Australia suffers “endemic” levels of men’s violence against women, so if the child is the father of the man, then it’s time we talked about boys’ toys. And what better time to start the conversation than when children are writing wishlists for Santa.
Earlier this week, Greens senator Larissa Waters received a barrage of criticism from a number of sources – including Prime Minister Tony Abbott – for suggesting that gender-based toys may be linked to domestic violence. Waters made the connection when speaking in support of the No Gender December campaign, which urges parents to think carefully about the consequences of gender stereotypes in toys in the lead-up to Christmas.
Noting that the choice of children’s toys may seem “removed” from issues of gender inequality later in life, Waters identified a link between “outdated stereotypes about girls and boys” and “very serious problems such as domestic violence and the gender pay gap”.
The response from a number senior politicians has been dismissive, if not derisive. Describing the campaign as a “kind of political correctness”, Abbott made known his preference to “let boys be boys, and girls be girls”. Federal MP Bob Katter also waded in, saying that among the Christmas gifts he’ll be giving “all the boys are getting guns and the girls are getting dolls”. Liberal senator Cory Bernardi said that Waters had “consumed too much eggnog” in her backing of the campaign.
Even among Labor politicians, there was little support for the senator’s comments. Labor senator Kate Lundy remarked that the Greens were “going a little bit too far” in drawing a connection between children’s toys and the problem of domestic violence.
What these responses betray, however, is a failure to understand – even at the highest levels of government – the role of culture in perpetuating male violence against women. Domestic violence, as well as other forms of violence against women, are the product of a culture in which women are constructed as unequal to men. This is a message most often communicated early in life, and commonly through stereotypical, gendered toys.
An important distinction to be made here is the effect of gender-based toys on the individual, on one hand, and at a societal level on the other. Bernardi, for instance, challenged the idea that there is a direct cause-and-effect link between gendered toys and violence against women. He described as “bizarre” the idea that:
… giving a boy a truck or hammer is somehow leading to domestic violence.
At the level of the individual, such a relationship – even if true – is difficult to prove. It would require evidence from a long-term sociological study over the course of 30 or 40 years involving a control group of boys (later men) who had never been exposed to toy trucks and guns at all.
But such objections miss the point. The importance of recognising the link between gender-based toys and domestic violence lies not in identifying its direct effects on the individual, but in understanding how it contributes to cultural norms and ideals which enable violence against women to occur.
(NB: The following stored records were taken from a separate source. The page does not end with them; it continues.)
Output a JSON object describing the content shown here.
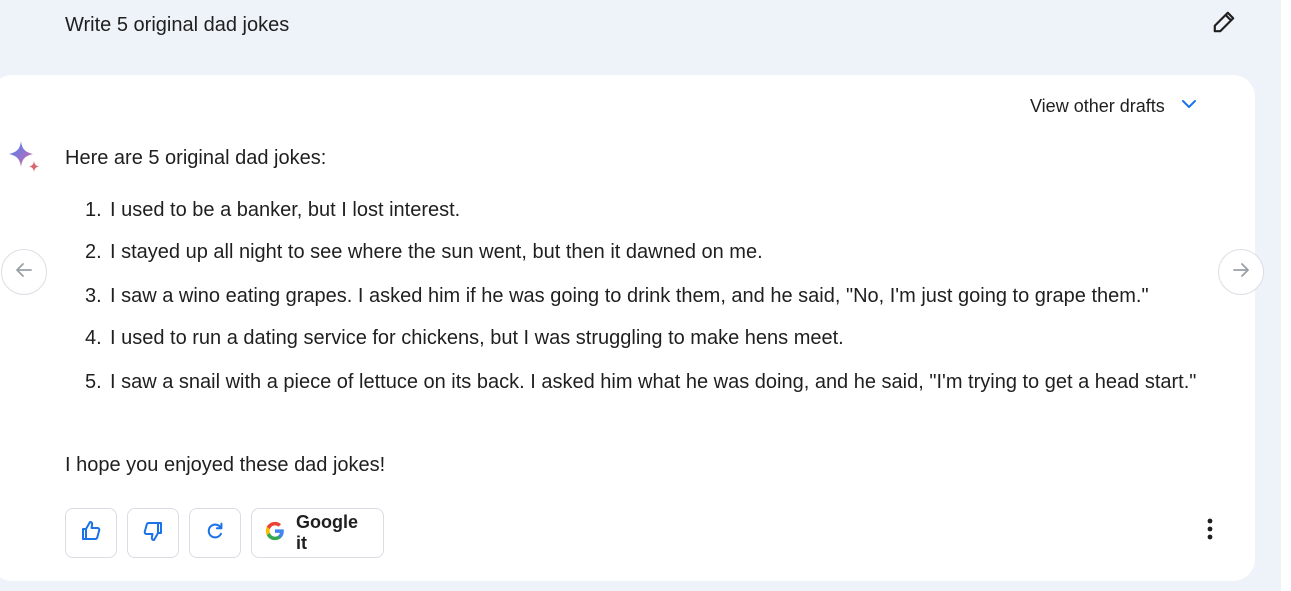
{
  "query": {
    "text": "Write 5 original dad jokes",
    "edit_icon": "pencil-icon"
  },
  "response": {
    "drafts_label": "View other drafts",
    "drafts_icon": "chevron-down-icon",
    "assistant_icon": "sparkle-icon",
    "intro": "Here are 5 original dad jokes:",
    "jokes": [
      {
        "num": "1.",
        "text": "I used to be a banker, but I lost interest."
      },
      {
        "num": "2.",
        "text": "I stayed up all night to see where the sun went, but then it dawned on me."
      },
      {
        "num": "3.",
        "text": "I saw a wino eating grapes. I asked him if he was going to drink them, and he said, \"No, I'm just going to grape them.\""
      },
      {
        "num": "4.",
        "text": "I used to run a dating service for chickens, but I was struggling to make hens meet."
      },
      {
        "num": "5.",
        "text": "I saw a snail with a piece of lettuce on its back. I asked him what he was doing, and he said, \"I'm trying to get a head start.\""
      }
    ],
    "outro": "I hope you enjoyed these dad jokes!"
  },
  "navigation": {
    "prev_icon": "arrow-left-icon",
    "next_icon": "arrow-right-icon"
  },
  "actions": {
    "thumbs_up_icon": "thumbs-up-icon",
    "thumbs_down_icon": "thumbs-down-icon",
    "regenerate_icon": "refresh-icon",
    "google_label": "Google it",
    "google_icon": "google-g-icon",
    "more_icon": "more-vertical-icon"
  },
  "colors": {
    "page_background": "#eef2f9",
    "card_background": "#ffffff",
    "accent_blue": "#1a73e8",
    "text": "#1f1f1f"
  }
}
Insofar as toy guns and soldiers communicate to children that aggression and violence are the natural domain of boys, and Barbies and pink tea sets, that beauty and domesticity are the most appropriate realm for girls, they serve to uphold cultural conditions which facilitate the lesser treatment of women, enacted through behaviour such as domestic violence.
Long-standing academic research on the significance of gender roles in contributing to violence against women underlines this point. Research has demonstrated that traditional attitudes toward gender roles are linked to greater tolerance of male violence against women. They have also shown that gendered violence is more likely in cultures where societal definitions of manhood are linked to ideals of dominance or toughness.
The work of Australian researchers Michael Flood and Bob Pease is instructive in this regard. Based on a review of international literature on factors influencing attitudes towards violence against women, they conclude that the “most consistent predictor” of attitudes underpinning such violence is support for, and belief in, traditional gender roles.
Therefore, where toys promote aggressiveness in boys and domesticity and submissiveness in girls, they are definitely part of the problem.
Encouraging parents to think critically and carefully about the toys they are buying their children is not going to solve the problem of domestic violence. However, it is a start, and a worthwhile endeavour.
In other countries the gendered nature of children’s toys is increasingly recognised as a contributing factor to the problem of male violence. The Ecuadorean government, for instance, even launched a television campaign making this very point.
Given that intimate partner violence is the highest contributor to death, disability and ill-health for Australian women under 45, Australia needs to move beyond “bad apple” theories of why domestic violence occurs and look instead to cultural and systemic explanations for why this epidemic exists.
Maybe Santa should rethink what he’s putting in the stockings of our young men.
Further reading: Barbie for boys? The gendered tyranny of the toy store